“Theory is always for some one and for some purpose.” What is the significance of the above statement in theory building?
The social sciences have come a long way in trying to explain the workings of the world and its inhabitants. The statement above is testament to the evolution of human ought and the theories which we use to find causal explanations of social phenomena. This often-quoted statement by neo-Gramscian Robert Cox is an avowal that we are far from omniscient beings, and that all that we are and all that we think and believe are products of the environment and the conditions we live in.
The foundationalist (or rational) theories of the early days claim that there is an absolute truth out there to be discovered and unearthed by all-knowing theorists and scholars. While the scholar is the subject, “reality” is his/her object to be studied and explained. These “subjects” then make assumptions about the world we live in and base their actions on these “truths.” The danger of forming a view of the world through particular lenses is that of transmitting one’s own normative values based on one’s life experiences and interests. Consciously or unconsciously, according to the statement above, we as humans unwittingly transmit our own biases to the assumptions we make about the social world.

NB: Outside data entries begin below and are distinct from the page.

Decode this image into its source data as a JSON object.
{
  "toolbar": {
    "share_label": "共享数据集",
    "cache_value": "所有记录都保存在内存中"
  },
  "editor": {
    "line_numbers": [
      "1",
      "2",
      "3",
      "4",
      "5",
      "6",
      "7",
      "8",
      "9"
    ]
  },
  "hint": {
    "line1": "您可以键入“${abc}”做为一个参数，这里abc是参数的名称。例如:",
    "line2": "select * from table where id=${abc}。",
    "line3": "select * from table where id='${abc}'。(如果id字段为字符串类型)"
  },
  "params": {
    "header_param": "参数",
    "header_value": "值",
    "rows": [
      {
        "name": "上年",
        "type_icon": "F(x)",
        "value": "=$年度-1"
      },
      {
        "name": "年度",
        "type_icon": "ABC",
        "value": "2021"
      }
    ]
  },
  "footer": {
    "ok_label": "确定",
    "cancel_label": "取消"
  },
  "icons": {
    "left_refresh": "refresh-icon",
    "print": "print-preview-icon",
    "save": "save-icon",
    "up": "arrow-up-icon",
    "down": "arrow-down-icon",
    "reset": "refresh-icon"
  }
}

Rationalist/Foundational political theories such as realist and liberal thinking have even been accused by neogramscians of “maintaining the status quo,” the status being; there are people oppressed in the world and there are those who oppress them. If one dissects Realist theory of IR through this neo-Gramscian point of view then it certainly seems obvious that the discourse on world politics focuses on “great power” rivalries and says little about “non-powers” like the Philippines. Does this means that the 80 million inhabitants of this particular state matters little as well?

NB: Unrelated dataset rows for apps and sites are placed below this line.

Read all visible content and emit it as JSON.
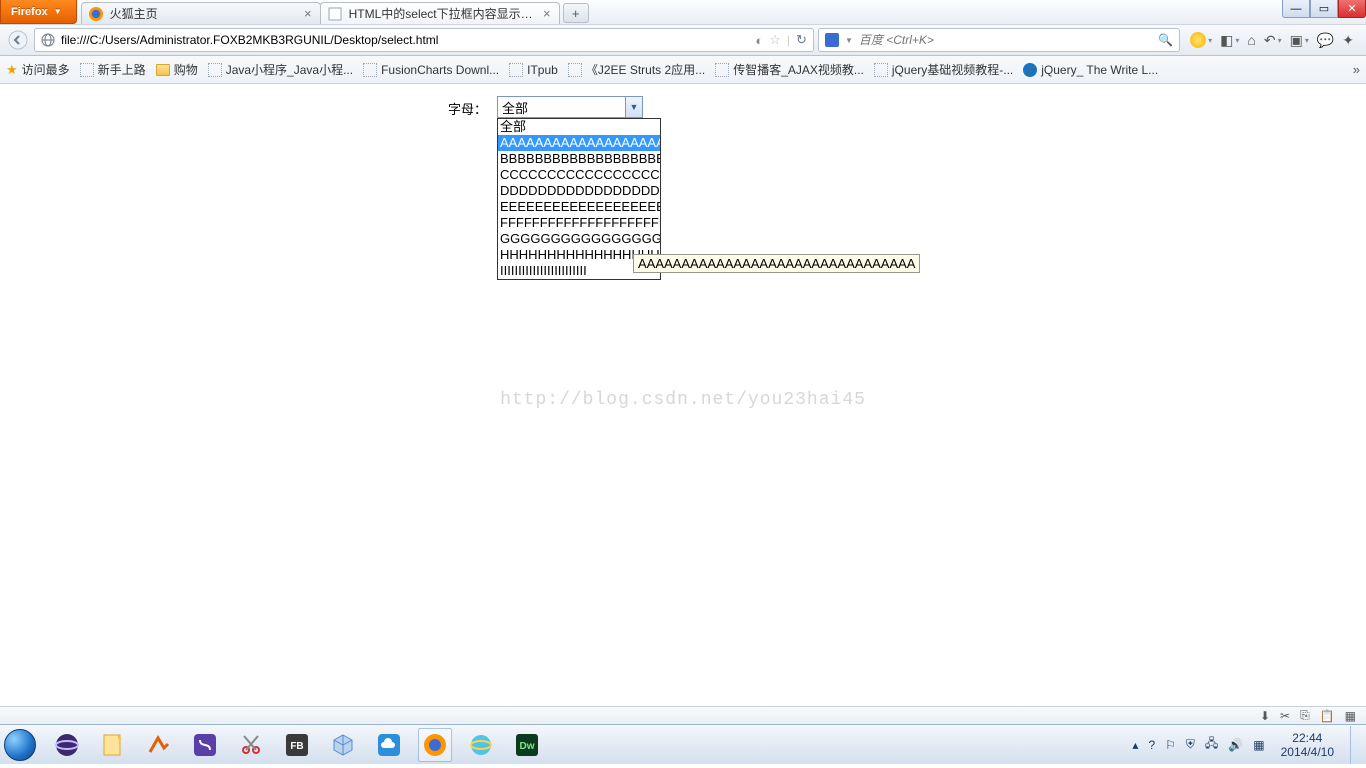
{
  "window": {
    "firefox_button": "Firefox",
    "tabs": [
      {
        "label": "火狐主页",
        "active": false
      },
      {
        "label": "HTML中的select下拉框内容显示不...",
        "active": true
      }
    ]
  },
  "addressbar": {
    "url": "file:///C:/Users/Administrator.FOXB2MKB3RGUNIL/Desktop/select.html"
  },
  "searchbar": {
    "engine": "百度",
    "placeholder": "百度 <Ctrl+K>"
  },
  "bookmarks": [
    {
      "icon": "star",
      "label": "访问最多"
    },
    {
      "icon": "page",
      "label": "新手上路"
    },
    {
      "icon": "folder",
      "label": "购物"
    },
    {
      "icon": "page",
      "label": "Java小程序_Java小程..."
    },
    {
      "icon": "page",
      "label": "FusionCharts Downl..."
    },
    {
      "icon": "page",
      "label": "ITpub"
    },
    {
      "icon": "page",
      "label": "《J2EE Struts 2应用..."
    },
    {
      "icon": "page",
      "label": "传智播客_AJAX视频教..."
    },
    {
      "icon": "page",
      "label": "jQuery基础视频教程-..."
    },
    {
      "icon": "jquery",
      "label": "jQuery_ The Write L..."
    }
  ],
  "page": {
    "label": "字母：",
    "selected": "全部",
    "options": [
      "全部",
      "AAAAAAAAAAAAAAAAAAAAA",
      "BBBBBBBBBBBBBBBBBBBBBBBB",
      "CCCCCCCCCCCCCCCCCCCCCCCC",
      "DDDDDDDDDDDDDDDDDDDDDDDD",
      "EEEEEEEEEEEEEEEEEEEEEEEE",
      "FFFFFFFFFFFFFFFFFFFFFFFF",
      "GGGGGGGGGGGGGGGGGGGGG",
      "HHHHHHHHHHHHHHHHHHHHHH",
      "IIIIIIIIIIIIIIIIIIIIIIII"
    ],
    "highlighted_index": 1,
    "tooltip": "AAAAAAAAAAAAAAAAAAAAAAAAAAAAAAAA",
    "watermark": "http://blog.csdn.net/you23hai45"
  },
  "tray": {
    "time": "22:44",
    "date": "2014/4/10"
  }
}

Non-foundational or reflectivist theories of the social sciences, curiously enough, trace their roots to the humanities. The “post-modern” turn began through the study of words, through linguistics. Swiss linguist Ferdinand de Saussure began the “revolution” in the 1920s by declaring that there is no “truth” and that language shapes truth. Meanings are intersubjective agreements in that definitions of words and concepts are agreed upon by individuals although the notion/idea behind the word or concept is not necessarily uniform. The word “suffering” triggers different connotations between you and I. My idea of suffering could radically differ from yours.
And so, with the revolution in linguistics colonizing sociology as well as the other social sciences, the Subject has been declared dead. If there can be no factual, observable reality out there from which we as subjects are separate, how can we form “objective” thoughts or opinions about the world we live in? How can we build theories that try to explain the world “objectively”?

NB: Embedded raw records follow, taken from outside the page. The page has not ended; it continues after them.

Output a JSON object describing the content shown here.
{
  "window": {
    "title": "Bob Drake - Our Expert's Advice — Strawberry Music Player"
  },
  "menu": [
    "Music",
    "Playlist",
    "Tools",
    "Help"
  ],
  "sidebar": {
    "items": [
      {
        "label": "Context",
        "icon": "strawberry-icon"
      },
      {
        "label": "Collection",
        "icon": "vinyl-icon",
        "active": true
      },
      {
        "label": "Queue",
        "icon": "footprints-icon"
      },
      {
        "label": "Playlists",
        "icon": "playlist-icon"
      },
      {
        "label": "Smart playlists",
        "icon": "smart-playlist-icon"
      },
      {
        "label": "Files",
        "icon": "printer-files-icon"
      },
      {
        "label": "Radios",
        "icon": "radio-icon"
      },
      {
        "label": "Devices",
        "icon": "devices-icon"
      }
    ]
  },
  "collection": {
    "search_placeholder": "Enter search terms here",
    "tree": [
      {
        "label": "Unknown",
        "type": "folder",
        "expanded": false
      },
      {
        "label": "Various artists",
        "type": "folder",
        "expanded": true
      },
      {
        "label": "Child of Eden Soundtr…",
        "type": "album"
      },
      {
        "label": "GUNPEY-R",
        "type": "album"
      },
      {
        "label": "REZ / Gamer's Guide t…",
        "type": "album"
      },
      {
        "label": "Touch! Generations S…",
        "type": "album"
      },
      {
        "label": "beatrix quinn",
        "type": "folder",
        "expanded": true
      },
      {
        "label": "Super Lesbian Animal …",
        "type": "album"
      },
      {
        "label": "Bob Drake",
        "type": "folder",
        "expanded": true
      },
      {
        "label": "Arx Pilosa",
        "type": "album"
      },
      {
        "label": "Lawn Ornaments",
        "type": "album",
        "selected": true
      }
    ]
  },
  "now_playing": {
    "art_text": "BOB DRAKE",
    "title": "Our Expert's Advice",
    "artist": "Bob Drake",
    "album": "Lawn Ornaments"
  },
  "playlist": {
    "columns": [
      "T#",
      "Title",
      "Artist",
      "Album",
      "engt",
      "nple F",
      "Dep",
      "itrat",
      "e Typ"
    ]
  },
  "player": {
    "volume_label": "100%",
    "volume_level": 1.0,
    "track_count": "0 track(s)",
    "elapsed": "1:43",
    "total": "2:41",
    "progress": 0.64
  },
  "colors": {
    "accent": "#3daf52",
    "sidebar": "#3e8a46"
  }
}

All at has come before, all that has been written, al that has been believed are now put into doubt. All that was and is is questioned by reflectivist theories. Critical theorists (tracing their roots to Gramsci) claim that rational theories are simply problem-solving, uninterested with emancipation of those who suffer in the world today. The discourse on traditional international relations especially during the Cold War has marginalized the dispossessed. The “non-powers” are only studied in so far as they affect or figure in great power politics.
Feminist theories on the other hand questions the masculinity of IR. They claim that the discipline of IR itself has been formed by men, with the normative values and biases of men. The recognition that there is a female perspective different from and certainly not inferior to the male perspective is crucial to the “destruction” of what we thought was “real.” While feminism has many variants (Standpoint, Liberal, Marxist), all are essentially in agreement that there is urgent need to frame the world through female eyes.
The shift from the individual as a Subject to the individual as an object has implications that shake the foundations of our core beliefs. Questions like; “Is the God of the Aramaic bible the same as the translated English version of Henry VIII’s Anglican Church bible and has there been changes as the ‘word of God’ written by human beings been translated to many languages with different versions in the past 2,000 years?” These questions point to the profundity of the death of the Subject felt in various disciplines of knowledge-formation. Do we really “know” what we think we know?
Compared to the natural sciences, the social sciences have always been suspect. With no mathematical equations or reproducible experiments to back data, the social sciences seem to explain phenomena with nothing but air. With the arrival of reflectivists theories, this is even more evident. But the science of the social deals not with rocks or plants or atoms but with human lives, is it not reassuring that there be as many versions of truths as there are thinking individuals?